Division exists between those who say mistletoe must not be brought into the house before New Year's Eve and those whom believe it must be a part of the greenery brought Christmas morning. What all agree on however is the custom of kissing under it. Traditionally a man may take a kiss from a girl standing under the sprig, but only if he plucks a berry from the plant and presents it to her with each kiss . Once the berries are gone , so too the kissing.
Mistletoe and husband divination also go hand in hand, with unmarried women told to swipe sprigs of the plant from the church altars, and hide them in their pillows to bring dreams of their future husbands. Unmarried girls would supervise the burning of old mistletoe to see how it went. Steady flames were good signs, but the spluttering ones foretold of cross and bad tempered husbands.
Evergreens brought home from church are said to be especially lucky and should be hung in the house and remain up all year to bring good fortune.
Evergreens are symbolic of enduring and renewed life which is why we decorate our homes with them at Christmastime.
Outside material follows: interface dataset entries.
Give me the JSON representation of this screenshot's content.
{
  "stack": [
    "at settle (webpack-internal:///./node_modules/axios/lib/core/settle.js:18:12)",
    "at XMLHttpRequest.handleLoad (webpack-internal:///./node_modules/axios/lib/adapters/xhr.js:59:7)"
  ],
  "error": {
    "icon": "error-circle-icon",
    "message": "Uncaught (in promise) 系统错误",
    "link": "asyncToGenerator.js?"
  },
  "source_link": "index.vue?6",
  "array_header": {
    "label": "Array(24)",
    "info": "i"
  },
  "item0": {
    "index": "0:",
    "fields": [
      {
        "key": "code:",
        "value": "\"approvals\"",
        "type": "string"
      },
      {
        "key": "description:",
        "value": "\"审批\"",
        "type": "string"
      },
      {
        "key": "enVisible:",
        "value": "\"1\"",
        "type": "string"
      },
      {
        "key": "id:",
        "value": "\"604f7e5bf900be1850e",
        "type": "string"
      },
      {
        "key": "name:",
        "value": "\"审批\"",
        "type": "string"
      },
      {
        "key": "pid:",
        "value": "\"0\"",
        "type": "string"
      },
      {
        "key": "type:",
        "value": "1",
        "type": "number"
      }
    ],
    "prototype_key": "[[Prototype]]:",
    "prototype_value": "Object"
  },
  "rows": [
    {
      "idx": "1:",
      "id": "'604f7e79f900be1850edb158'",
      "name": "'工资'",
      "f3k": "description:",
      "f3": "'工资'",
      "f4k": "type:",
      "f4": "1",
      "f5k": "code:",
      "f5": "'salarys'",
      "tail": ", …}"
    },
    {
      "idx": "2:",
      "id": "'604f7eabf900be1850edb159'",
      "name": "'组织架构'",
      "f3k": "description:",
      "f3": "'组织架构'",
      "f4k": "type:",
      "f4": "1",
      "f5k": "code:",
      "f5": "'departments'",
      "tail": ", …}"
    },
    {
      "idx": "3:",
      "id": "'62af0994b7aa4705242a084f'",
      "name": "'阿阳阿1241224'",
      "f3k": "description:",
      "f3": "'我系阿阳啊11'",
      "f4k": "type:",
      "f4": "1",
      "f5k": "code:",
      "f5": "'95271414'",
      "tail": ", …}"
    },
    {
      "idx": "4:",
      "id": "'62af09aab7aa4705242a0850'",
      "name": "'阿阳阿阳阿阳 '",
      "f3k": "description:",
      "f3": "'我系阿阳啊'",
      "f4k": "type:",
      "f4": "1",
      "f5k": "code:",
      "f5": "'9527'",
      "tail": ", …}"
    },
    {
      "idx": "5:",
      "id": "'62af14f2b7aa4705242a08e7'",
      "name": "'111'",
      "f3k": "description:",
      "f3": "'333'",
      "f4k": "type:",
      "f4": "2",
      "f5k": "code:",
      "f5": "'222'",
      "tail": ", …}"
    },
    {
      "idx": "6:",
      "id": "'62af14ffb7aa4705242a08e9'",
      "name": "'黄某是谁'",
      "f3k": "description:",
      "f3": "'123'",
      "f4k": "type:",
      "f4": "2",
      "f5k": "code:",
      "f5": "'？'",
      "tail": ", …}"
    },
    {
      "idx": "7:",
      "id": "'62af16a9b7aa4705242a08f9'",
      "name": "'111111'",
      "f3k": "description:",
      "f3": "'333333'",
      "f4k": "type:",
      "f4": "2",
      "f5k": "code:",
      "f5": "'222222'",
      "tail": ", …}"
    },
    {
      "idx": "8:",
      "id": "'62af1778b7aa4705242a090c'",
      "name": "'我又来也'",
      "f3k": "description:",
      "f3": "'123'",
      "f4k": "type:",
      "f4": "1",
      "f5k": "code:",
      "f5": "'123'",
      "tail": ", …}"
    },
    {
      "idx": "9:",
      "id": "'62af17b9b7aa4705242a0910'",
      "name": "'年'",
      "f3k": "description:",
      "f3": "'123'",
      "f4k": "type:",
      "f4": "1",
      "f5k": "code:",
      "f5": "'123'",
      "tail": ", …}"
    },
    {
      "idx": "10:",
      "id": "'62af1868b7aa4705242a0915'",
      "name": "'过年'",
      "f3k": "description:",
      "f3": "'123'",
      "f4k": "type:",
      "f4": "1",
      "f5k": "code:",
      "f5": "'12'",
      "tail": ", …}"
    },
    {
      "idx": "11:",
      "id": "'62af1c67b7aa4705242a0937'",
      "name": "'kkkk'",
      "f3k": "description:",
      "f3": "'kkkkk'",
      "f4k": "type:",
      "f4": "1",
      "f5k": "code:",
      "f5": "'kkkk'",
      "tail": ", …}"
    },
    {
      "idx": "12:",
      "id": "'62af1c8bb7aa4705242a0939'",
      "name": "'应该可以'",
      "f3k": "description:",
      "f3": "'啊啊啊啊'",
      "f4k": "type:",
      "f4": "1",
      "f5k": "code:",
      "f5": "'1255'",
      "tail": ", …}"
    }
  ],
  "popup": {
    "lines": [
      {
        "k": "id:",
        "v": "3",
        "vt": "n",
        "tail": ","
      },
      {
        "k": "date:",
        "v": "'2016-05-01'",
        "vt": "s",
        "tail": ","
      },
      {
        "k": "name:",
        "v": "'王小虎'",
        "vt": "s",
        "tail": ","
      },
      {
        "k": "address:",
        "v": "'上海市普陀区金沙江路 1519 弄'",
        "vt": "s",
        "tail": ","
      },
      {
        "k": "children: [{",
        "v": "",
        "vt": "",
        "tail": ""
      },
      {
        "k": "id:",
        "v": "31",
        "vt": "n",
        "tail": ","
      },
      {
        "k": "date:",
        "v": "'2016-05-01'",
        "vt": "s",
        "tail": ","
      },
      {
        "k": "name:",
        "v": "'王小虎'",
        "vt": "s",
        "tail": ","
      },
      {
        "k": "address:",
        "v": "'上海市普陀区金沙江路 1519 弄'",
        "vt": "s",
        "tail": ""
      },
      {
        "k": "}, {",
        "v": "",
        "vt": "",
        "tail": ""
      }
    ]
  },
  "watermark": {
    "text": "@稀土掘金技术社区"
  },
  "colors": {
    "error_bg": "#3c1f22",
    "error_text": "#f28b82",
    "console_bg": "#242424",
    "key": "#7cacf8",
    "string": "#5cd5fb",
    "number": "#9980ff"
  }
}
Our ancestors decorated their homes with holly, ivy, and rosemary, bay, and laurel plus anything that still showed green. Our choices today have become standardized as we do not observe allot of the rituals of the past with one such as holly believed to have protective powers, especially against the witches and lightening. The bush itself treated with great reverence, and used to clean chimneys. Holly is seen as a masculine plant and ivy a feminine one, leading to them being united at Christmas.